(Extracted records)
BEGIN

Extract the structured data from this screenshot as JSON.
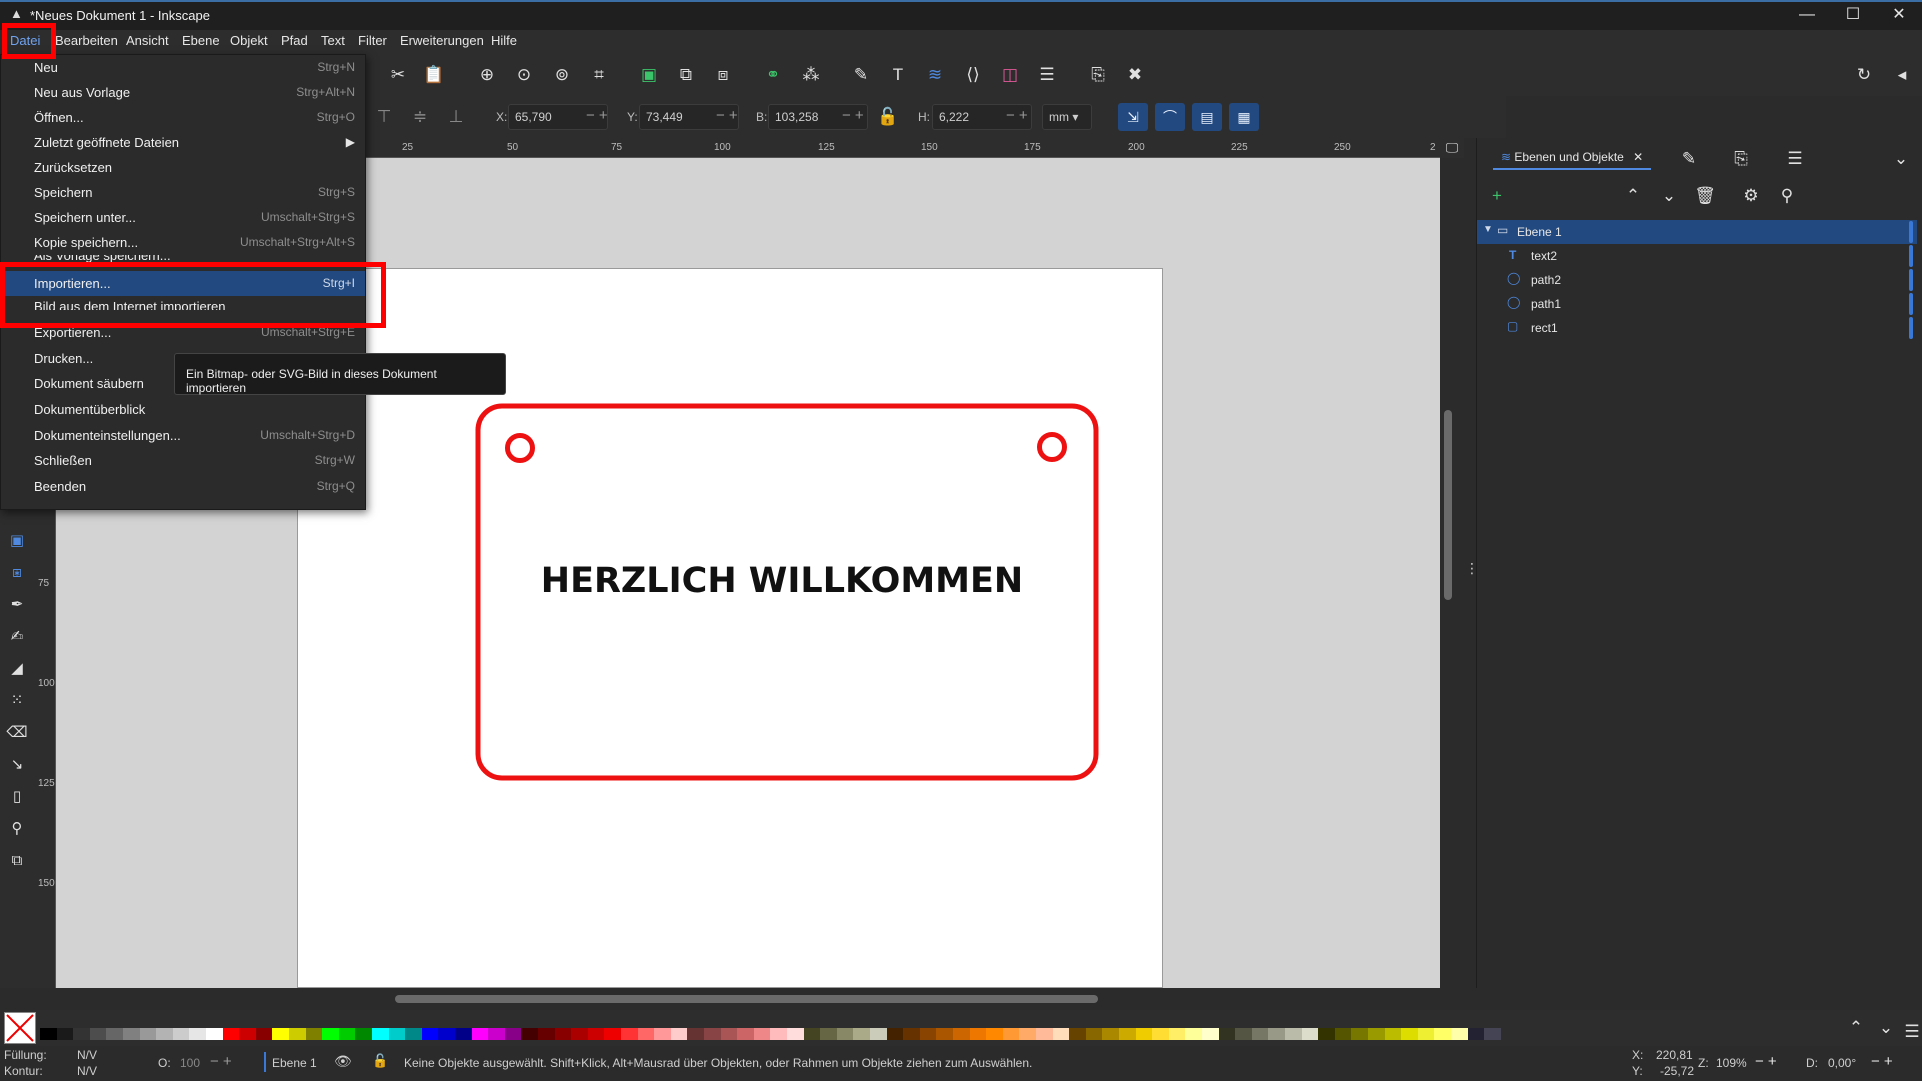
{
  "window": {
    "title": "*Neues Dokument 1 - Inkscape",
    "minimize": "—",
    "maximize": "☐",
    "close": "✕"
  },
  "menubar": [
    "Datei",
    "Bearbeiten",
    "Ansicht",
    "Ebene",
    "Objekt",
    "Pfad",
    "Text",
    "Filter",
    "Erweiterungen",
    "Hilfe"
  ],
  "file_menu": {
    "items": [
      {
        "label": "Neu",
        "shortcut": "Strg+N"
      },
      {
        "label": "Neu aus Vorlage",
        "shortcut": "Strg+Alt+N"
      },
      {
        "label": "Öffnen...",
        "shortcut": "Strg+O"
      },
      {
        "label": "Zuletzt geöffnete Dateien",
        "shortcut": "▶"
      },
      {
        "label": "Zurücksetzen",
        "shortcut": ""
      },
      {
        "label": "Speichern",
        "shortcut": "Strg+S"
      },
      {
        "label": "Speichern unter...",
        "shortcut": "Umschalt+Strg+S"
      },
      {
        "label": "Kopie speichern...",
        "shortcut": "Umschalt+Strg+Alt+S"
      },
      {
        "label": "Als Vorlage speichern...",
        "shortcut": ""
      },
      {
        "label": "Importieren...",
        "shortcut": "Strg+I"
      },
      {
        "label": "Bild aus dem Internet importieren",
        "shortcut": ""
      },
      {
        "label": "Exportieren...",
        "shortcut": "Umschalt+Strg+E"
      },
      {
        "label": "Drucken...",
        "shortcut": ""
      },
      {
        "label": "Dokument säubern",
        "shortcut": ""
      },
      {
        "label": "Dokumentüberblick",
        "shortcut": ""
      },
      {
        "label": "Dokumenteinstellungen...",
        "shortcut": "Umschalt+Strg+D"
      },
      {
        "label": "Schließen",
        "shortcut": "Strg+W"
      },
      {
        "label": "Beenden",
        "shortcut": "Strg+Q"
      }
    ],
    "highlighted": "Importieren..."
  },
  "tooltip": "Ein Bitmap- oder SVG-Bild in dieses Dokument importieren",
  "tool_controls": {
    "x_label": "X:",
    "x_value": "65,790",
    "y_label": "Y:",
    "y_value": "73,449",
    "w_label": "B:",
    "w_value": "103,258",
    "h_label": "H:",
    "h_value": "6,222",
    "unit": "mm"
  },
  "ruler_h": [
    "25",
    "50",
    "75",
    "100",
    "125",
    "150",
    "175",
    "200",
    "225",
    "250",
    "2"
  ],
  "ruler_v": [
    "75",
    "100",
    "125",
    "150"
  ],
  "canvas": {
    "text": "HERZLICH WILLKOMMEN",
    "stroke_color": "#ee1111"
  },
  "panel": {
    "tab_label": "Ebenen und Objekte",
    "layer": "Ebene 1",
    "objects": [
      {
        "name": "text2",
        "icon": "text-icon"
      },
      {
        "name": "path2",
        "icon": "circle-icon"
      },
      {
        "name": "path1",
        "icon": "circle-icon"
      },
      {
        "name": "rect1",
        "icon": "rect-icon"
      }
    ]
  },
  "status": {
    "fill_label": "Füllung:",
    "fill_value": "N/V",
    "stroke_label": "Kontur:",
    "stroke_value": "N/V",
    "opacity_label": "O:",
    "opacity_value": "100",
    "layer": "Ebene 1",
    "message": "Keine Objekte ausgewählt. Shift+Klick, Alt+Mausrad über Objekten, oder Rahmen um Objekte ziehen zum Auswählen.",
    "cursor_x_label": "X:",
    "cursor_x": "220,81",
    "cursor_y_label": "Y:",
    "cursor_y": "-25,72",
    "zoom_label": "Z:",
    "zoom": "109%",
    "rotation_label": "D:",
    "rotation": "0,00°"
  },
  "colors": {
    "accent": "#234a80",
    "annotation": "#ff0000"
  }
}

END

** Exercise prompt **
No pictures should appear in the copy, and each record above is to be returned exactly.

** Response to this exercise **
Extract the structured data from this screenshot as JSON.
{
  "window": {
    "title": "*Neues Dokument 1 - Inkscape",
    "minimize": "—",
    "maximize": "☐",
    "close": "✕"
  },
  "menubar": [
    "Datei",
    "Bearbeiten",
    "Ansicht",
    "Ebene",
    "Objekt",
    "Pfad",
    "Text",
    "Filter",
    "Erweiterungen",
    "Hilfe"
  ],
  "file_menu": {
    "items": [
      {
        "label": "Neu",
        "shortcut": "Strg+N"
      },
      {
        "label": "Neu aus Vorlage",
        "shortcut": "Strg+Alt+N"
      },
      {
        "label": "Öffnen...",
        "shortcut": "Strg+O"
      },
      {
        "label": "Zuletzt geöffnete Dateien",
        "shortcut": "▶"
      },
      {
        "label": "Zurücksetzen",
        "shortcut": ""
      },
      {
        "label": "Speichern",
        "shortcut": "Strg+S"
      },
      {
        "label": "Speichern unter...",
        "shortcut": "Umschalt+Strg+S"
      },
      {
        "label": "Kopie speichern...",
        "shortcut": "Umschalt+Strg+Alt+S"
      },
      {
        "label": "Als Vorlage speichern...",
        "shortcut": ""
      },
      {
        "label": "Importieren...",
        "shortcut": "Strg+I"
      },
      {
        "label": "Bild aus dem Internet importieren",
        "shortcut": ""
      },
      {
        "label": "Exportieren...",
        "shortcut": "Umschalt+Strg+E"
      },
      {
        "label": "Drucken...",
        "shortcut": ""
      },
      {
        "label": "Dokument säubern",
        "shortcut": ""
      },
      {
        "label": "Dokumentüberblick",
        "shortcut": ""
      },
      {
        "label": "Dokumenteinstellungen...",
        "shortcut": "Umschalt+Strg+D"
      },
      {
        "label": "Schließen",
        "shortcut": "Strg+W"
      },
      {
        "label": "Beenden",
        "shortcut": "Strg+Q"
      }
    ],
    "highlighted": "Importieren..."
  },
  "tooltip": "Ein Bitmap- oder SVG-Bild in dieses Dokument importieren",
  "tool_controls": {
    "x_label": "X:",
    "x_value": "65,790",
    "y_label": "Y:",
    "y_value": "73,449",
    "w_label": "B:",
    "w_value": "103,258",
    "h_label": "H:",
    "h_value": "6,222",
    "unit": "mm"
  },
  "ruler_h": [
    "25",
    "50",
    "75",
    "100",
    "125",
    "150",
    "175",
    "200",
    "225",
    "250",
    "2"
  ],
  "ruler_v": [
    "75",
    "100",
    "125",
    "150"
  ],
  "canvas": {
    "text": "HERZLICH WILLKOMMEN",
    "stroke_color": "#ee1111"
  },
  "panel": {
    "tab_label": "Ebenen und Objekte",
    "layer": "Ebene 1",
    "objects": [
      {
        "name": "text2",
        "icon": "text-icon"
      },
      {
        "name": "path2",
        "icon": "circle-icon"
      },
      {
        "name": "path1",
        "icon": "circle-icon"
      },
      {
        "name": "rect1",
        "icon": "rect-icon"
      }
    ]
  },
  "status": {
    "fill_label": "Füllung:",
    "fill_value": "N/V",
    "stroke_label": "Kontur:",
    "stroke_value": "N/V",
    "opacity_label": "O:",
    "opacity_value": "100",
    "layer": "Ebene 1",
    "message": "Keine Objekte ausgewählt. Shift+Klick, Alt+Mausrad über Objekten, oder Rahmen um Objekte ziehen zum Auswählen.",
    "cursor_x_label": "X:",
    "cursor_x": "220,81",
    "cursor_y_label": "Y:",
    "cursor_y": "-25,72",
    "zoom_label": "Z:",
    "zoom": "109%",
    "rotation_label": "D:",
    "rotation": "0,00°"
  },
  "colors": {
    "accent": "#234a80",
    "annotation": "#ff0000"
  }
}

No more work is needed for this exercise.